The IRE Resource Center is a major research library containing more than 23,250 investigative stories — both print and broadcast. These stories are searchable online or by contacting the Resource Center directly (573-882-3364 or firstname.lastname@example.org) where a researcher can help you pinpoint what you need. Browse or search the tipsheet section of our library below.
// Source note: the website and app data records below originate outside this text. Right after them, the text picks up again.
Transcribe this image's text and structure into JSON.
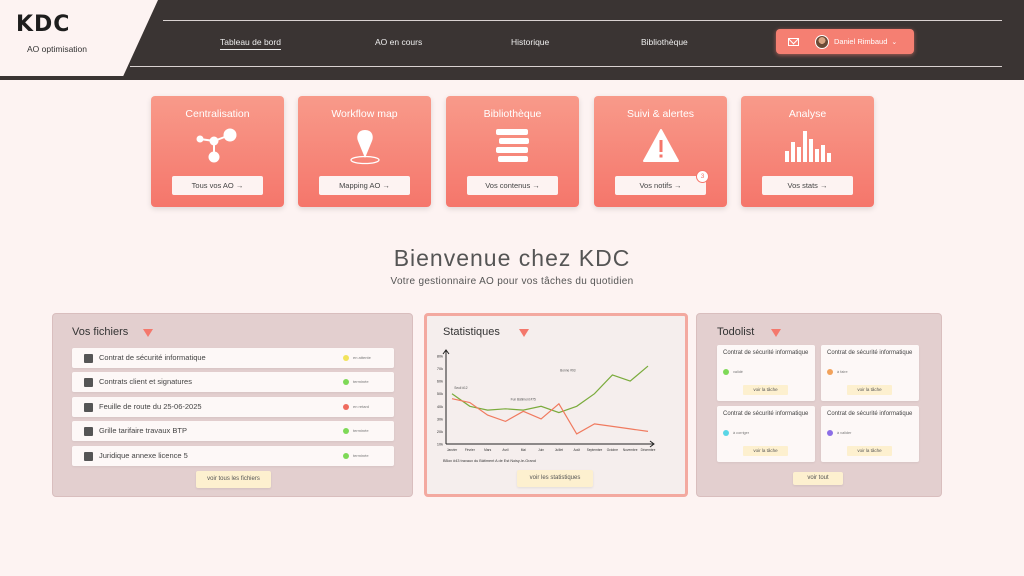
{
  "brand": {
    "name": "KDC",
    "subtitle": "AO optimisation"
  },
  "nav": [
    {
      "label": "Tableau de bord",
      "active": true
    },
    {
      "label": "AO en cours"
    },
    {
      "label": "Historique"
    },
    {
      "label": "Bibliothèque"
    }
  ],
  "user": {
    "name": "Daniel Rimbaud",
    "caret": "⌄",
    "icons": [
      "mail-icon",
      "avatar"
    ]
  },
  "cards": [
    {
      "title": "Centralisation",
      "button": "Tous vos AO →",
      "icon": "network-icon"
    },
    {
      "title": "Workflow map",
      "button": "Mapping AO →",
      "icon": "map-pin-icon"
    },
    {
      "title": "Bibliothèque",
      "button": "Vos contenus →",
      "icon": "stack-icon"
    },
    {
      "title": "Suivi & alertes",
      "button": "Vos notifs →",
      "icon": "warning-icon",
      "badge": "3"
    },
    {
      "title": "Analyse",
      "button": "Vos stats →",
      "icon": "bar-chart-icon"
    }
  ],
  "welcome": {
    "title": "Bienvenue chez KDC",
    "subtitle": "Votre gestionnaire AO pour vos tâches du quotidien"
  },
  "files": {
    "title": "Vos fichiers",
    "items": [
      {
        "name": "Contrat de sécurité informatique",
        "status": "en attente",
        "color": "#f2e35b"
      },
      {
        "name": "Contrats client et signatures",
        "status": "terminée",
        "color": "#7ed957"
      },
      {
        "name": "Feuille de route du 25-06-2025",
        "status": "en retard",
        "color": "#ef6b5e"
      },
      {
        "name": "Grille tarifaire travaux BTP",
        "status": "terminée",
        "color": "#7ed957"
      },
      {
        "name": "Juridique annexe licence 5",
        "status": "terminée",
        "color": "#7ed957"
      }
    ],
    "button": "voir tous les fichiers"
  },
  "stats": {
    "title": "Statistiques",
    "button": "voir les statistiques",
    "caption": "BBox #43 travaux du Bâtiment A de Est Noisy-le-Grand"
  },
  "chart_data": {
    "type": "line",
    "ylim": [
      10,
      80
    ],
    "yticks": [
      "10k",
      "20k",
      "30k",
      "40k",
      "50k",
      "60k",
      "70k",
      "80k"
    ],
    "categories": [
      "Janvier",
      "Février",
      "Mars",
      "Avril",
      "Mai",
      "Juin",
      "Juillet",
      "Août",
      "Septembre",
      "Octobre",
      "Novembre",
      "Décembre"
    ],
    "series": [
      {
        "color": "#7aab3c",
        "values": [
          50,
          40,
          37,
          38,
          37,
          40,
          35,
          40,
          50,
          65,
          60,
          72
        ]
      },
      {
        "color": "#f07a5f",
        "values": [
          46,
          43,
          33,
          28,
          36,
          30,
          42,
          18,
          26,
          24,
          22,
          20
        ]
      }
    ],
    "annotations": [
      "Seuil #12",
      "Fun Bâtiment #75",
      "Bonne #93"
    ],
    "grid": false
  },
  "todo": {
    "title": "Todolist",
    "items": [
      {
        "title": "Contrat de sécurité informatique",
        "status": "validé",
        "color": "#7ed957",
        "button": "voir la tâche"
      },
      {
        "title": "Contrat de sécurité informatique",
        "status": "à faire",
        "color": "#f2a25b",
        "button": "voir la tâche"
      },
      {
        "title": "Contrat de sécurité informatique",
        "status": "à corriger",
        "color": "#5ad6e6",
        "button": "voir la tâche"
      },
      {
        "title": "Contrat de sécurité informatique",
        "status": "à valider",
        "color": "#8c6ee6",
        "button": "voir la tâche"
      }
    ],
    "button": "voir tout"
  }
}
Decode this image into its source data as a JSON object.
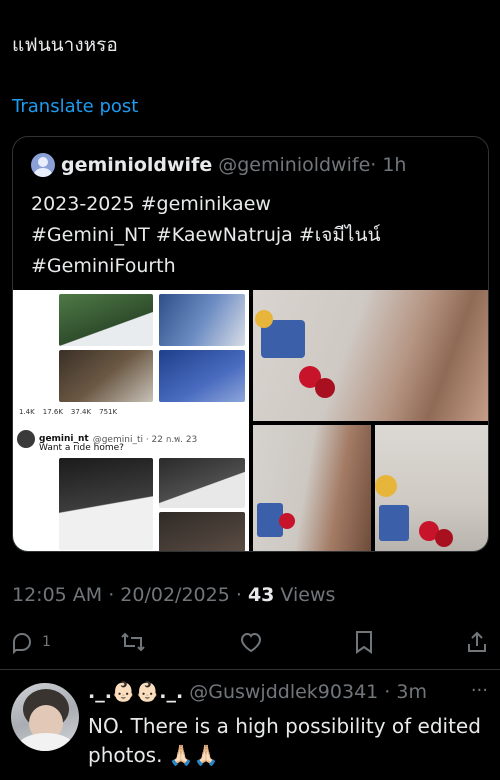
{
  "post": {
    "text": "แฟนนางหรอ",
    "translate_label": "Translate post"
  },
  "quoted": {
    "name": "geminioldwife",
    "handle": "@geminioldwife",
    "time": "· 1h",
    "text_line1": "2023-2025 #geminikaew",
    "text_line2": "#Gemini_NT #KaewNatruja #เจมีไนน์",
    "text_line3": "#GeminiFourth",
    "screenshot": {
      "stats": [
        "1.4K",
        "17.6K",
        "37.4K",
        "751K"
      ],
      "user_name": "gemini_nt",
      "user_meta": "@gemini_ti · 22 ก.พ. 23",
      "text": "Want a ride home?"
    }
  },
  "meta": {
    "time": "12:05 AM · 20/02/2025 · ",
    "views_count": "43",
    "views_label": " Views"
  },
  "actions": {
    "reply_count": "1",
    "icons": [
      "reply-icon",
      "retweet-icon",
      "like-icon",
      "bookmark-icon",
      "share-icon"
    ]
  },
  "reply": {
    "name": "._.👶🏻👶🏻._.",
    "handle": " @Guswjddlek90341 · 3m",
    "text": "NO. There is a high possibility of edited photos. 🙏🏻🙏🏻",
    "more": "···"
  },
  "colors": {
    "background": "#000000",
    "accent": "#1d9bf0",
    "muted": "#71767b",
    "border": "#2f3336"
  }
}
Stories are not available for download but can be easily ordered by contacting the Resource Center:
Search results for "lawmakers turned lobbyists" ...
The Center for Public Inegrity's investigation found that in 2003, 2004 and 2005, "nearly 1,600 former lawmakers were registered as lobbyists at some point." Inevitably, these were often the most well-connected lobbyists.Supplemental material includes local reactions from across the country.
The Wall Street Journal turns its eyes on the United States Congress, examining "how special-interest spending and out-of-control lobbying fed cronyism and corruption in 2006." The newspaper looked at how "earmarks" were "an invitation to corruption," how "Republicans and Democrats alike steered millions in public funds to their friends and family for personal and political gain." The Journal also looked at the relationships that can influence people as the worlds of lobbyists and lawmakers intertwine.
Insight investigates the practice of former members of Congress turning into lobbyists. Many lawmakers quit the job for which they have been elected, and join special-interest law and lobbying firms, the story reveals. Some take with them not only knowledge, experience and privileged access to decision-maker, but also treasures of congressional documents. Event though former congressmen are banned from lobbying for one year after they formally leave the Capitol Hill, there are many loopholes in this ban, the Insight finds. The reported controversies are exemplified with the cases of Norman Mineta, a California Democrat, Bill Gradison, an Ohio Republican, Bob Michel, an Illinois Republican, former House Speaker Tom Foley, a Washington Democrat, Alex McMillan, a North Carolina Republican, William Ford, a Michigan Democrat, and J. Roy Rowland, a Georgia Democrat, and many others.